(INSTRUCTIONS TO FOLLOW) Your answer should be the lines of the data below that contain "bsky".

(INPUT RECORDS begins)

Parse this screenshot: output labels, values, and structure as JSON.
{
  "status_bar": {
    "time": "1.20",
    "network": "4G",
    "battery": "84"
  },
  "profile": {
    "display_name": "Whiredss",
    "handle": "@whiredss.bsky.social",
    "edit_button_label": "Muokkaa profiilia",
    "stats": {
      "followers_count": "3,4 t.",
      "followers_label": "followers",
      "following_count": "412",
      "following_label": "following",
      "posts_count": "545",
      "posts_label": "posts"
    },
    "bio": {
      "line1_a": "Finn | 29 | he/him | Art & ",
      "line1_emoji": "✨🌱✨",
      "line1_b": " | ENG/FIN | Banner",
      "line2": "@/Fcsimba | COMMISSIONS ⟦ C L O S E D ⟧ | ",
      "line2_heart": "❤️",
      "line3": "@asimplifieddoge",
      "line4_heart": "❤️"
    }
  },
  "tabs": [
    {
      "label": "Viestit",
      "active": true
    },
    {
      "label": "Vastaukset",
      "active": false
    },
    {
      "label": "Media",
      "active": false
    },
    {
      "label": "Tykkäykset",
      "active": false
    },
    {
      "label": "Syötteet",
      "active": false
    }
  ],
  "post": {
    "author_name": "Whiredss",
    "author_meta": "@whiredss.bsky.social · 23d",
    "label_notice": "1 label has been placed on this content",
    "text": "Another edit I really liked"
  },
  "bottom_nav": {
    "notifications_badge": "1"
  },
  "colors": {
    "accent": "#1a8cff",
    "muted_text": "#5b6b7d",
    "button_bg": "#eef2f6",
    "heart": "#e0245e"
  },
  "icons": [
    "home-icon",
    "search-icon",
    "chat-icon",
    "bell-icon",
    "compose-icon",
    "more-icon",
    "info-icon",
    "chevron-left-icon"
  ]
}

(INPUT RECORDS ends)

(EXERCISE RESULT)
    "handle": "@whiredss.bsky.social",
    "author_meta": "@whiredss.bsky.social · 23d",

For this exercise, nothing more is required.